**Activity**. Counting only lines that contain "date", state the total found in the material below. Add nothing else.

**Task input**.
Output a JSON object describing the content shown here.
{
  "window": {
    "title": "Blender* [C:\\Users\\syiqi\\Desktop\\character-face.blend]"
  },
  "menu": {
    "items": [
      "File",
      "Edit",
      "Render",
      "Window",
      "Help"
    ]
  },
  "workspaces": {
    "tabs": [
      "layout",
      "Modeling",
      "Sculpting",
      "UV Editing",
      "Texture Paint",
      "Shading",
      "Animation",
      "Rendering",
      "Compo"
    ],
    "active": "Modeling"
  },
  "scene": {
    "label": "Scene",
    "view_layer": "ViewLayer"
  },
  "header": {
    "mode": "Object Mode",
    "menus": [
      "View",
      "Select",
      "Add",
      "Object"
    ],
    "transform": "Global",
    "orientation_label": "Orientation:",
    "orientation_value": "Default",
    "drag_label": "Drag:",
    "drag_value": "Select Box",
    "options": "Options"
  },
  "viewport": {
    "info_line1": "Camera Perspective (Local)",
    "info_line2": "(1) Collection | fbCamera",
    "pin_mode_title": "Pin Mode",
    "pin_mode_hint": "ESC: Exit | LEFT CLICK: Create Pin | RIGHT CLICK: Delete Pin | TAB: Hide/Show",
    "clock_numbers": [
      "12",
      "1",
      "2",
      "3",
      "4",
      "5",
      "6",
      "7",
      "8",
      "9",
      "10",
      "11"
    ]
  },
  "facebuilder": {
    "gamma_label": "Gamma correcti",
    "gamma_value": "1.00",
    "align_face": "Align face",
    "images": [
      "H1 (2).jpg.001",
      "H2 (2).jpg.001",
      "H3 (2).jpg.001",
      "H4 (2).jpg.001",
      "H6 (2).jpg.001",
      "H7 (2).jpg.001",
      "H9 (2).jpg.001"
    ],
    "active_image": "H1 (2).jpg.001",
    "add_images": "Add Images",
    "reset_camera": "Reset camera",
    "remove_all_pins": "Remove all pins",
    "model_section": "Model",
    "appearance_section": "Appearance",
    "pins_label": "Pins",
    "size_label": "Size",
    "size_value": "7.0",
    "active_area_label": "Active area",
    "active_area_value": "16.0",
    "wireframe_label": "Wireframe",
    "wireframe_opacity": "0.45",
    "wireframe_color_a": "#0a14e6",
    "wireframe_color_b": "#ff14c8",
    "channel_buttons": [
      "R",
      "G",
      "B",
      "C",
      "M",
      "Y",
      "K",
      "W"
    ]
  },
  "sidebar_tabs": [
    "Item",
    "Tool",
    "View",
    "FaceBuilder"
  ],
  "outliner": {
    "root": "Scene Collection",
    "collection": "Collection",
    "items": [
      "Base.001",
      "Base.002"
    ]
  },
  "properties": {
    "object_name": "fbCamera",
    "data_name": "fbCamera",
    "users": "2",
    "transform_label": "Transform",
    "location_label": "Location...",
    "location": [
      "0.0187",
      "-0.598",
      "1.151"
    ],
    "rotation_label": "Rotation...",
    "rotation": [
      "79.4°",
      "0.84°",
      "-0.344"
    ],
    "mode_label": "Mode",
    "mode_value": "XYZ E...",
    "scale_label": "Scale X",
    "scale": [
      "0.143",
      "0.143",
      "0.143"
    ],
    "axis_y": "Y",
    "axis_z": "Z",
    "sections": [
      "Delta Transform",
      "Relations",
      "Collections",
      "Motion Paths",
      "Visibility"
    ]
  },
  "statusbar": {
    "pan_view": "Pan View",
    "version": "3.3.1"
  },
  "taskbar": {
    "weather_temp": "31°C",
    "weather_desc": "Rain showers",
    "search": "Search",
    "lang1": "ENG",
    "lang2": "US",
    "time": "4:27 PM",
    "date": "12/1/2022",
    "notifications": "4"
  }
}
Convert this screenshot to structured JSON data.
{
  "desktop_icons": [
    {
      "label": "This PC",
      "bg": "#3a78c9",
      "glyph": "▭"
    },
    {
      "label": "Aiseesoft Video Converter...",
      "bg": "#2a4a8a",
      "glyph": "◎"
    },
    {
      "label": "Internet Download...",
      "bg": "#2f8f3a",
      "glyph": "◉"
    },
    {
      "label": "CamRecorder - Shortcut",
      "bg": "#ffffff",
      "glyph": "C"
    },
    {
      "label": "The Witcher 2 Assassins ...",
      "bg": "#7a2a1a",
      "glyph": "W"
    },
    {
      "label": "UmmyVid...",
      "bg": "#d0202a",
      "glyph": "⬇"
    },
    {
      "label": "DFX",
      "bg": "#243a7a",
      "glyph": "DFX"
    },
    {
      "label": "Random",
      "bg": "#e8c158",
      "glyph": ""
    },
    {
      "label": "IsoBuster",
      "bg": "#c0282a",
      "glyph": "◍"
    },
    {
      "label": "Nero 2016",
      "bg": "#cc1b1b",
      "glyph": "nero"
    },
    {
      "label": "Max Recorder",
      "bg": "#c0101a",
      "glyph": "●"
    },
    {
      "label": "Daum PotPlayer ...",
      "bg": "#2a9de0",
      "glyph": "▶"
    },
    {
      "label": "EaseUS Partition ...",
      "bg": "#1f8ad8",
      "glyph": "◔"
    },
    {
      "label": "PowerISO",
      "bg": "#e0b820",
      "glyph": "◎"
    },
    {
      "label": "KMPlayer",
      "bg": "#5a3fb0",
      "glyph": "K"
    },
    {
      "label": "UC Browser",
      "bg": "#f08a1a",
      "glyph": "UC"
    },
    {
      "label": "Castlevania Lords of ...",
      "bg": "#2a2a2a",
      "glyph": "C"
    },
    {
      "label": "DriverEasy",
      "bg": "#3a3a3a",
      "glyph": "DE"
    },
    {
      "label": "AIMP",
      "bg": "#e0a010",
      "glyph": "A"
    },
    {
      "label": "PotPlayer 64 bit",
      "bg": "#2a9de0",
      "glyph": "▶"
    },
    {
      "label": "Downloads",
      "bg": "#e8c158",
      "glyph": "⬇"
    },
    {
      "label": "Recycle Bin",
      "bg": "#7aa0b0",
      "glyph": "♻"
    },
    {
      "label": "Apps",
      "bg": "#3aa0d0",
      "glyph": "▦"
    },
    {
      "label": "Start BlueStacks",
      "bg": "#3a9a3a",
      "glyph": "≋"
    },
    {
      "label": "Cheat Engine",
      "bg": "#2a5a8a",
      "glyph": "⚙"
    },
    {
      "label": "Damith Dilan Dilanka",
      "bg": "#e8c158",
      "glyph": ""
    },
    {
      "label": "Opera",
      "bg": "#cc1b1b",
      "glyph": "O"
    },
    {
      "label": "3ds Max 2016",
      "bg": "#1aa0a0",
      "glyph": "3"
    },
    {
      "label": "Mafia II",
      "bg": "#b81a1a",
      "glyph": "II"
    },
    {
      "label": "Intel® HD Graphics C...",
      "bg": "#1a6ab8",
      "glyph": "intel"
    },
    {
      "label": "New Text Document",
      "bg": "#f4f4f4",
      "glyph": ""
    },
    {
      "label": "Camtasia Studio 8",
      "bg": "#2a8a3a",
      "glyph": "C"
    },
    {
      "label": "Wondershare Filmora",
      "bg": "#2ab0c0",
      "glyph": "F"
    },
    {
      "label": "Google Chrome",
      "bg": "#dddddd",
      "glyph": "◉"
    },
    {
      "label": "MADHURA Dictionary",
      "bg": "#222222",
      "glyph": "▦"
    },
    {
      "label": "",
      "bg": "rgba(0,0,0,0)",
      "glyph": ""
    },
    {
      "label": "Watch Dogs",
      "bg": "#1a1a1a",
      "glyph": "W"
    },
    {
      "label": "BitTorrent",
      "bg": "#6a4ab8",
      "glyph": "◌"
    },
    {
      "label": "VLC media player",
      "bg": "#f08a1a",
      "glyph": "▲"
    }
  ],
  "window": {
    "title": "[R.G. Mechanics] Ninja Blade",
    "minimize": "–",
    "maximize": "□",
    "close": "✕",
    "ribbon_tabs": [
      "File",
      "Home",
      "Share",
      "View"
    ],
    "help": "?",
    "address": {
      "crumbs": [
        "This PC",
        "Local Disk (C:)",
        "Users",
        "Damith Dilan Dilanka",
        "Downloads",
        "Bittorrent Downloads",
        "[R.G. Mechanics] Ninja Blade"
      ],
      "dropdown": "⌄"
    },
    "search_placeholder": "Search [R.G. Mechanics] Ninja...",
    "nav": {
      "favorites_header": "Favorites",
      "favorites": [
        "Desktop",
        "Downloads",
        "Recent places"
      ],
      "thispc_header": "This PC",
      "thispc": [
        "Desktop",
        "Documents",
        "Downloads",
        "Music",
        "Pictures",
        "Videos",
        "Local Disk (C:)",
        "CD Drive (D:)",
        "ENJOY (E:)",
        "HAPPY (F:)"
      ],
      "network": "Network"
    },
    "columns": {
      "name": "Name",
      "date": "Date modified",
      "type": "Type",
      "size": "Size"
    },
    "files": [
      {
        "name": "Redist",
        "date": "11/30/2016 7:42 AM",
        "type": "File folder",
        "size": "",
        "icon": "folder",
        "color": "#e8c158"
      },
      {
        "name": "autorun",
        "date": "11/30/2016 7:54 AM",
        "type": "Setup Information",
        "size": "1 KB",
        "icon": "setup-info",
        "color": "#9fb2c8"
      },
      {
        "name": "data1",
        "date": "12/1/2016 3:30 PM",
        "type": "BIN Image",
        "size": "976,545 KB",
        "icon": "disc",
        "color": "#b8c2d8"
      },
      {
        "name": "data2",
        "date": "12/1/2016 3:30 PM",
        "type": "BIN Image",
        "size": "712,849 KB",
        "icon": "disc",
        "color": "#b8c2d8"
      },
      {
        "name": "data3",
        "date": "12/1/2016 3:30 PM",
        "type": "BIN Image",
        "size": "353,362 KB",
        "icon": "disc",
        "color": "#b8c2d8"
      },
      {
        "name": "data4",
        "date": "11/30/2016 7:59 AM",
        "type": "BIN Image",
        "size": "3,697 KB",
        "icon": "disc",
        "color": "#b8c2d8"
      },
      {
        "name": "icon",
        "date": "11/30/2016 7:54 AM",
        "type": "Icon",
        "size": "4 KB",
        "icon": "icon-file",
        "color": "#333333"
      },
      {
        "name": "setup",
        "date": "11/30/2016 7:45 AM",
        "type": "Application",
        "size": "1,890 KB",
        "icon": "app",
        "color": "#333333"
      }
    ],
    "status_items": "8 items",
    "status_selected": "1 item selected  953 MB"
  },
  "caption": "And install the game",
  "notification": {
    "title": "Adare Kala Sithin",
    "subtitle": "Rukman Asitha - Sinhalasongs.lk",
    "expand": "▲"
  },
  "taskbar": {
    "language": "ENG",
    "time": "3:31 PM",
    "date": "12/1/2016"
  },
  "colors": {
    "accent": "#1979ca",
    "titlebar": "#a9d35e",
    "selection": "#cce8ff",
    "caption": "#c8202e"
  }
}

**Answer section**. 11